Dataset entries:
•••••

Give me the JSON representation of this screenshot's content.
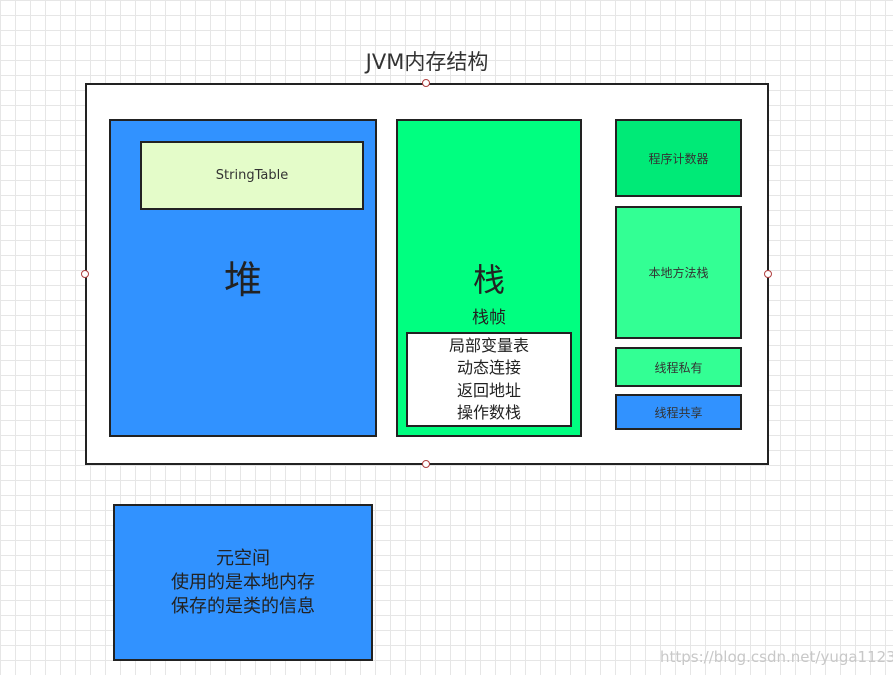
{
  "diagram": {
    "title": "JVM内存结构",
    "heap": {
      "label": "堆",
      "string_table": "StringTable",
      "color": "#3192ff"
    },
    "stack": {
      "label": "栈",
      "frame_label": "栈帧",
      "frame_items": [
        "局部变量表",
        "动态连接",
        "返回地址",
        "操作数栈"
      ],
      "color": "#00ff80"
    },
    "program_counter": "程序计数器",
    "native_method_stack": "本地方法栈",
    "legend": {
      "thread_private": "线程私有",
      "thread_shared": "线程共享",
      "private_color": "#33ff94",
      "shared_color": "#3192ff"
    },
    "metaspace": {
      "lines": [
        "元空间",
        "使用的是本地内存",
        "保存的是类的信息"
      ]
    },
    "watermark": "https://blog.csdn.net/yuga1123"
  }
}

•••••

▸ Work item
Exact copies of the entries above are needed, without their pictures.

▸ Result of the task
Give me the JSON representation of this screenshot's content.
{
  "diagram": {
    "title": "JVM内存结构",
    "heap": {
      "label": "堆",
      "string_table": "StringTable",
      "color": "#3192ff"
    },
    "stack": {
      "label": "栈",
      "frame_label": "栈帧",
      "frame_items": [
        "局部变量表",
        "动态连接",
        "返回地址",
        "操作数栈"
      ],
      "color": "#00ff80"
    },
    "program_counter": "程序计数器",
    "native_method_stack": "本地方法栈",
    "legend": {
      "thread_private": "线程私有",
      "thread_shared": "线程共享",
      "private_color": "#33ff94",
      "shared_color": "#3192ff"
    },
    "metaspace": {
      "lines": [
        "元空间",
        "使用的是本地内存",
        "保存的是类的信息"
      ]
    },
    "watermark": "https://blog.csdn.net/yuga1123"
  }
}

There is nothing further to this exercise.